### [What to produce]
The data should be written out in full, exactly as it stands, and the pictures dropped.

Top of Source material

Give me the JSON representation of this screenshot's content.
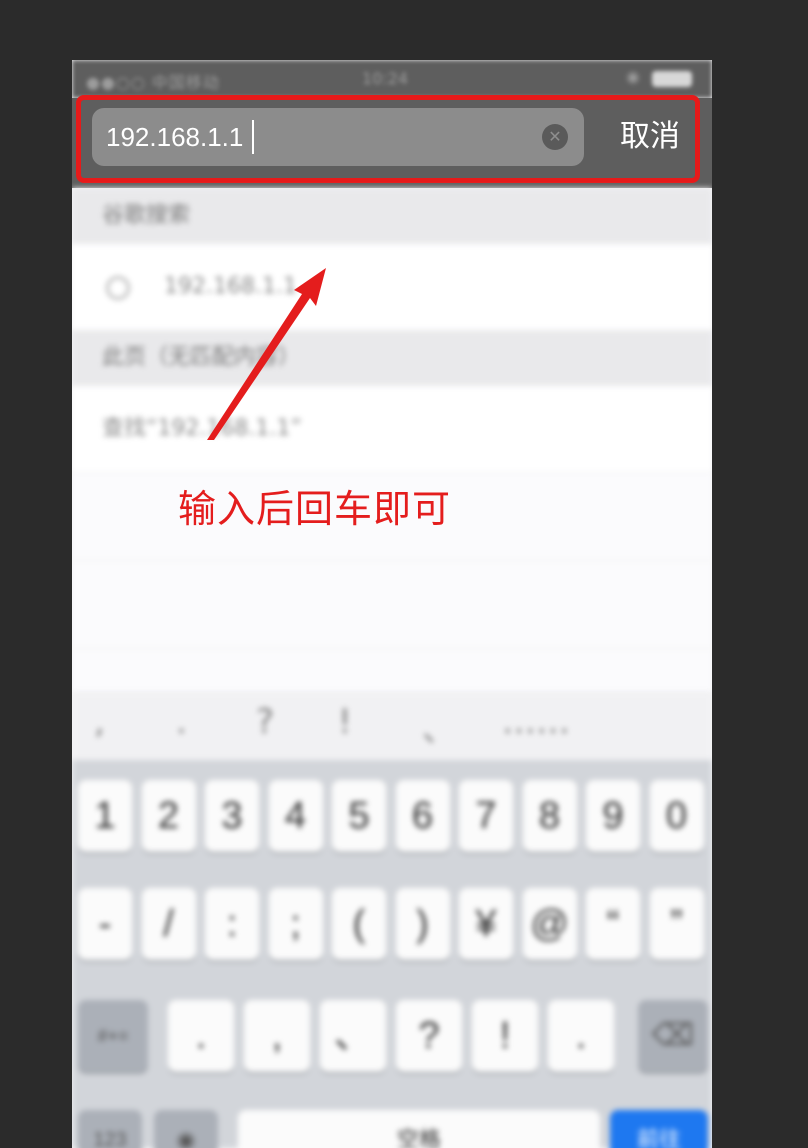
{
  "status_bar": {
    "carrier": "●●○○ 中国移动",
    "time": "10:24"
  },
  "search": {
    "value": "192.168.1.1",
    "cancel_label": "取消",
    "clear_icon": "clear-circle-icon"
  },
  "suggestions": {
    "google_header": "谷歌搜索",
    "google_item": "192.168.1.1",
    "page_header": "此页（无匹配内容）",
    "find_item": "查找“192.168.1.1”"
  },
  "annotation": {
    "label": "输入后回车即可",
    "color": "#e41d1d"
  },
  "keyboard": {
    "punct": [
      ",",
      ".",
      "?",
      "!",
      "、",
      "……"
    ],
    "row1": [
      "1",
      "2",
      "3",
      "4",
      "5",
      "6",
      "7",
      "8",
      "9",
      "0"
    ],
    "row2": [
      "-",
      "/",
      ":",
      ";",
      "(",
      ")",
      "¥",
      "@",
      "“",
      "”"
    ],
    "row3_left": "#+=",
    "row3": [
      ".",
      ",",
      "、",
      "?",
      "!",
      "."
    ],
    "row4_left": "123",
    "space": "空格",
    "return": "前往"
  },
  "colors": {
    "highlight": "#e61a1a",
    "header_bg": "#5e5e5e",
    "keyboard_bg": "#d2d5da"
  }
}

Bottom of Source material

### [Answer space]
Give me the JSON representation of this screenshot's content.
{
  "status_bar": {
    "carrier": "●●○○ 中国移动",
    "time": "10:24"
  },
  "search": {
    "value": "192.168.1.1",
    "cancel_label": "取消",
    "clear_icon": "clear-circle-icon"
  },
  "suggestions": {
    "google_header": "谷歌搜索",
    "google_item": "192.168.1.1",
    "page_header": "此页（无匹配内容）",
    "find_item": "查找“192.168.1.1”"
  },
  "annotation": {
    "label": "输入后回车即可",
    "color": "#e41d1d"
  },
  "keyboard": {
    "punct": [
      ",",
      ".",
      "?",
      "!",
      "、",
      "……"
    ],
    "row1": [
      "1",
      "2",
      "3",
      "4",
      "5",
      "6",
      "7",
      "8",
      "9",
      "0"
    ],
    "row2": [
      "-",
      "/",
      ":",
      ";",
      "(",
      ")",
      "¥",
      "@",
      "“",
      "”"
    ],
    "row3_left": "#+=",
    "row3": [
      ".",
      ",",
      "、",
      "?",
      "!",
      "."
    ],
    "row4_left": "123",
    "space": "空格",
    "return": "前往"
  },
  "colors": {
    "highlight": "#e61a1a",
    "header_bg": "#5e5e5e",
    "keyboard_bg": "#d2d5da"
  }
}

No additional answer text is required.